But to take our truffles bending low is not so much a concession to constraint as a credit to a chef whose eggy gigli's timely toss is all it takes to turn attention's head. Not to commit a waste (a laundress' wrath being harsher than frugality's reproach), we draw nigh to the plate of gracious service.

Tuesday, November 29, 2011

In the Rothko Chapel without a press pass

One shouldn't let intellectuals play
with matches
Because Gentlemen when left to itself
The mental world Gennntlemen
Isn't at all brilliant

And as soon as it's alone
Works arbitrarily
Erecting for itself
Out of self-styled generosity in honor of

Let's repeat it Gennnntlemen
When left to itself

The mental world


Jacques Prévert
  One Shouldn't
Lawrence Ferlinghetti 
op. cit.

Mark Rothko
  Painting no. 8
circa 1970

iii  Hedi Slimane, photo, rev.

Monday, November 28, 2011

Yes, you may be a dog

  Yes, you are a slightly shedding 
  fellow, but you are not my guest, 
  you are my friend.

ii, iii  another country

Glare of Monday

Too brutal to
portray, atop
the page, the
glare can not
altogether be

Richard Serra, litho
oncle pierre     

Sunday, November 27, 2011

A comfy T, boxers, and a web chair in Sausalito

I forget where I sourced
this portrait, but I'm
very grateful. This is
so Sausalito, it stinks.
My Alfa's in the garage,
and I want to get to it.
My English Cocker's yawn-
ing, and not from fatigue.

But I have a book review
to write for Pacific Sun,
and I liked what I read.
We did it this way, an-
alogue writing, chomp 
by chomp; lots of rip-
ping out from the plat-
en, starting over. We
forgot the time.
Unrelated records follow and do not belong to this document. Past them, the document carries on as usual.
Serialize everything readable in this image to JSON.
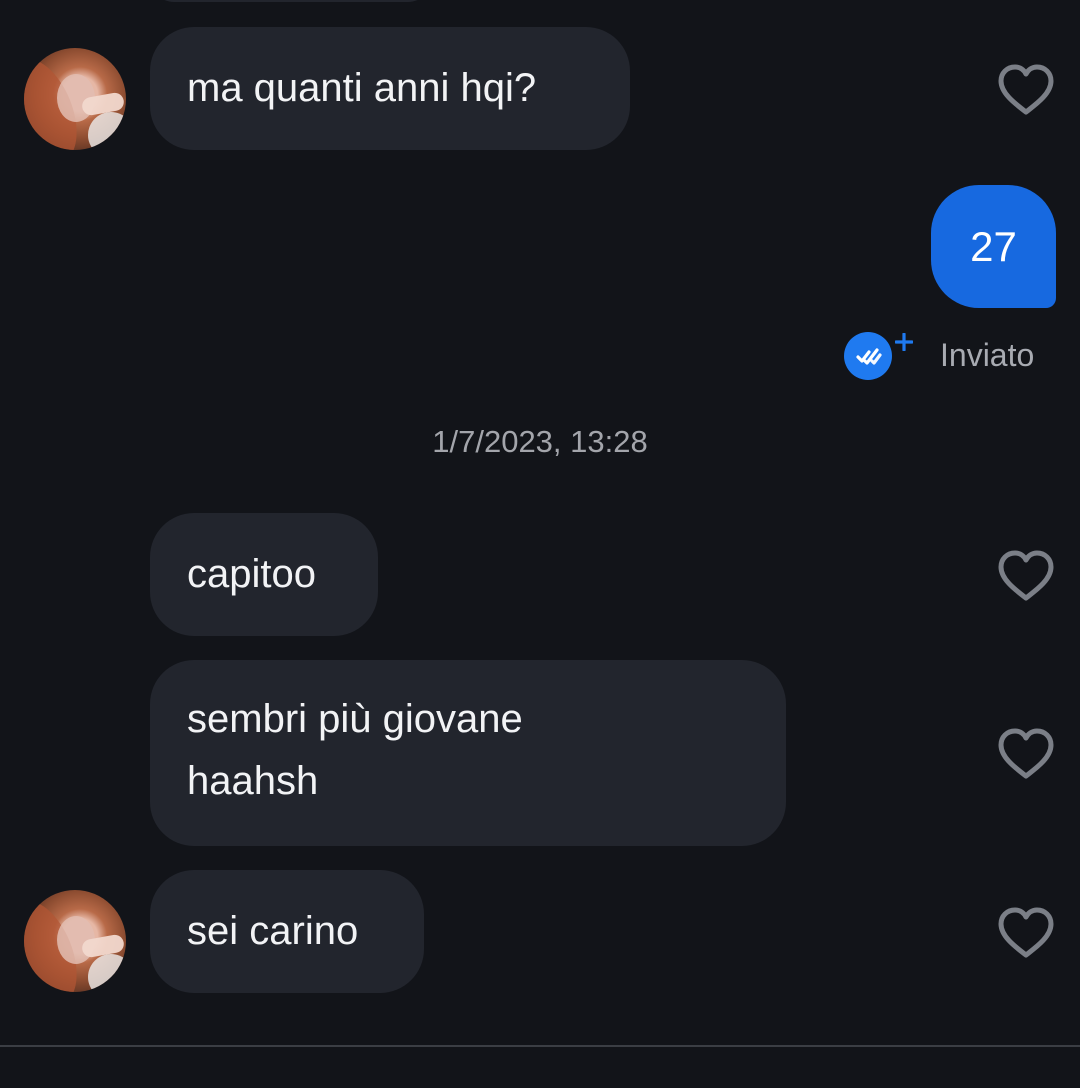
{
  "conversation": {
    "messages": [
      {
        "text": "ma quanti anni hqi?"
      },
      {
        "text": "27"
      },
      {
        "text": "capitoo"
      },
      {
        "text_line1": "sembri più giovane",
        "text_line2": "haahsh"
      },
      {
        "text": "sei carino"
      }
    ],
    "sent_status": "Inviato",
    "timestamp": "1/7/2023, 13:28"
  },
  "icons": {
    "like": "heart-outline-icon",
    "read_receipt": "double-check-icon",
    "add": "plus-icon"
  },
  "colors": {
    "background": "#121419",
    "received_bubble": "#22252d",
    "sent_bubble": "#1769e0",
    "status_icon": "#1f7af0",
    "muted_text": "#a8abb2"
  }
}
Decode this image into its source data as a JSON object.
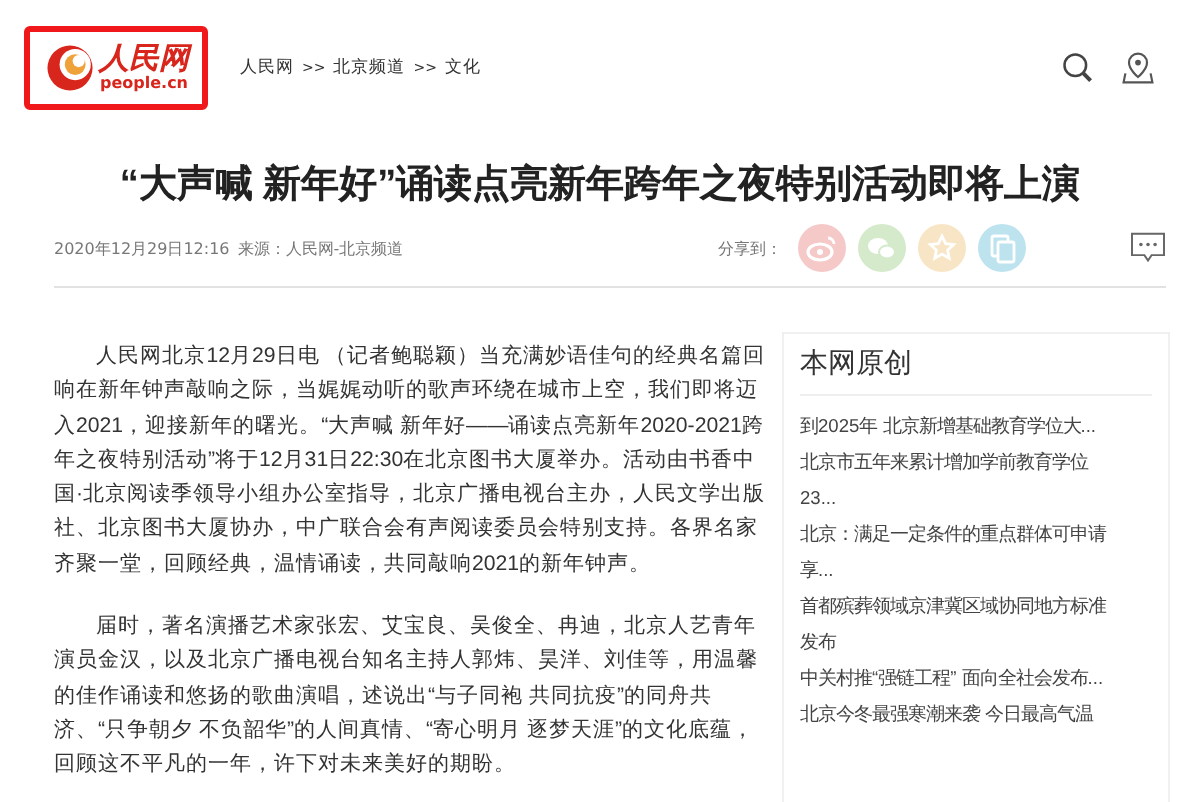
{
  "logo": {
    "name": "人民网",
    "domain": "people.cn"
  },
  "breadcrumb": {
    "separator": ">>",
    "items": [
      "人民网",
      "北京频道",
      "文化"
    ]
  },
  "article": {
    "title": "“大声喊 新年好”诵读点亮新年跨年之夜特别活动即将上演",
    "date": "2020年12月29日12:16",
    "source": "来源：人民网-北京频道",
    "share_label": "分享到：",
    "paragraphs": [
      "人民网北京12月29日电 （记者鲍聪颖）当充满妙语佳句的经典名篇回响在新年钟声敲响之际，当娓娓动听的歌声环绕在城市上空，我们即将迈入2021，迎接新年的曙光。“大声喊 新年好——诵读点亮新年2020-2021跨年之夜特别活动”将于12月31日22:30在北京图书大厦举办。活动由书香中国·北京阅读季领导小组办公室指导，北京广播电视台主办，人民文学出版社、北京图书大厦协办，中广联合会有声阅读委员会特别支持。各界名家齐聚一堂，回顾经典，温情诵读，共同敲响2021的新年钟声。",
      "届时，著名演播艺术家张宏、艾宝良、吴俊全、冉迪，北京人艺青年演员金汉，以及北京广播电视台知名主持人郭炜、昊洋、刘佳等，用温馨的佳作诵读和悠扬的歌曲演唱，述说出“与子同袍 共同抗疫”的同舟共济、“只争朝夕 不负韶华”的人间真情、“寄心明月 逐梦天涯”的文化底蕴，回顾这不平凡的一年，许下对未来美好的期盼。"
    ]
  },
  "sidebar": {
    "title": "本网原创",
    "items": [
      "到2025年 北京新增基础教育学位大...",
      "北京市五年来累计增加学前教育学位23...",
      "北京：满足一定条件的重点群体可申请享...",
      "首都殡葬领域京津冀区域协同地方标准发布",
      "中关村推“强链工程” 面向全社会发布...",
      "北京今冬最强寒潮来袭 今日最高气温"
    ]
  }
}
It's
harder to get it down
right when it's hot;
but would it be per-
missible, to say so.
The guy who wrote on
Hiroshima for The New
Yorker later wrote, My
Petition for More Space.

Here Mother you may
hab this, I wrote in
crayon on a paper nap-
kin once, and taped a
nickel to it. Bruce
Chatwin put it best -
What am I doing here?


Ellsworth Kelly
Untitled, oil on canvas